* _Try it_
Could you give the data that follows again exactly, without its pictures?
===== Records supplied
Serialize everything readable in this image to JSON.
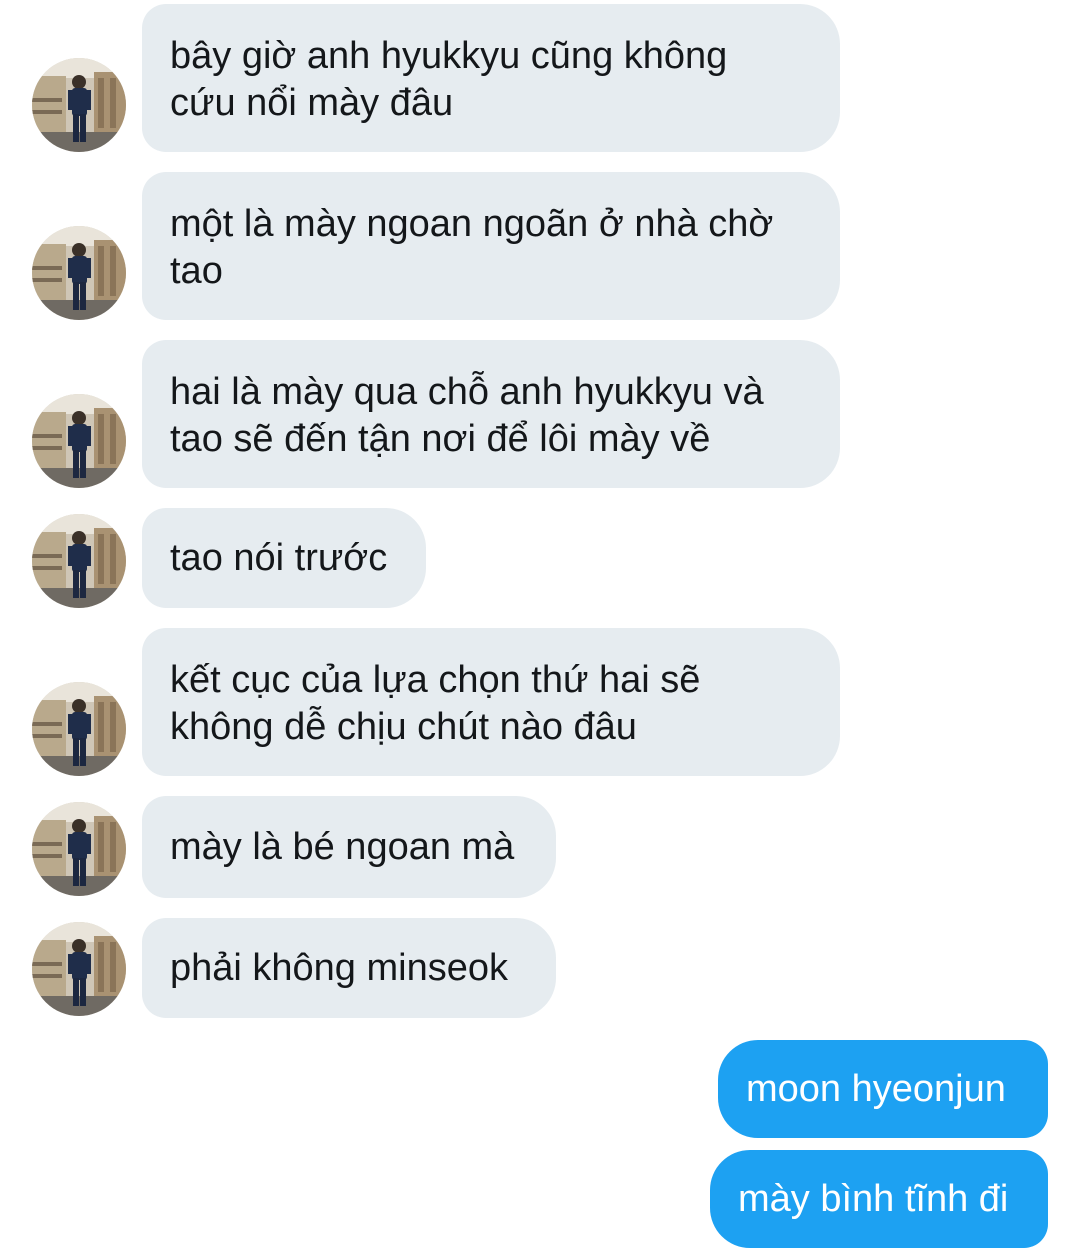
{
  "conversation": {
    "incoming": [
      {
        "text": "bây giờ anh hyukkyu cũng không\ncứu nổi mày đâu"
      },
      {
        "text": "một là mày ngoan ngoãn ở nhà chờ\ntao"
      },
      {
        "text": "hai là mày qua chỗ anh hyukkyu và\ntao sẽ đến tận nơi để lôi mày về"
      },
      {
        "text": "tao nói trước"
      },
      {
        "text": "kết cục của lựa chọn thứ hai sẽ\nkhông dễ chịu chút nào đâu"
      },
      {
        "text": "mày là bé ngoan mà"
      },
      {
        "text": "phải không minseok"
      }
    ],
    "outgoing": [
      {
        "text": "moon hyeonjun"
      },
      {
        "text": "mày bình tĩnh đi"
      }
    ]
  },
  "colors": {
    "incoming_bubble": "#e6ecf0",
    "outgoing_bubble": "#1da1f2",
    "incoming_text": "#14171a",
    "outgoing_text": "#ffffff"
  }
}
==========
* _Answer to the problem_
Serialize everything readable in this image to JSON.
{
  "conversation": {
    "incoming": [
      {
        "text": "bây giờ anh hyukkyu cũng không\ncứu nổi mày đâu"
      },
      {
        "text": "một là mày ngoan ngoãn ở nhà chờ\ntao"
      },
      {
        "text": "hai là mày qua chỗ anh hyukkyu và\ntao sẽ đến tận nơi để lôi mày về"
      },
      {
        "text": "tao nói trước"
      },
      {
        "text": "kết cục của lựa chọn thứ hai sẽ\nkhông dễ chịu chút nào đâu"
      },
      {
        "text": "mày là bé ngoan mà"
      },
      {
        "text": "phải không minseok"
      }
    ],
    "outgoing": [
      {
        "text": "moon hyeonjun"
      },
      {
        "text": "mày bình tĩnh đi"
      }
    ]
  },
  "colors": {
    "incoming_bubble": "#e6ecf0",
    "outgoing_bubble": "#1da1f2",
    "incoming_text": "#14171a",
    "outgoing_text": "#ffffff"
  }
}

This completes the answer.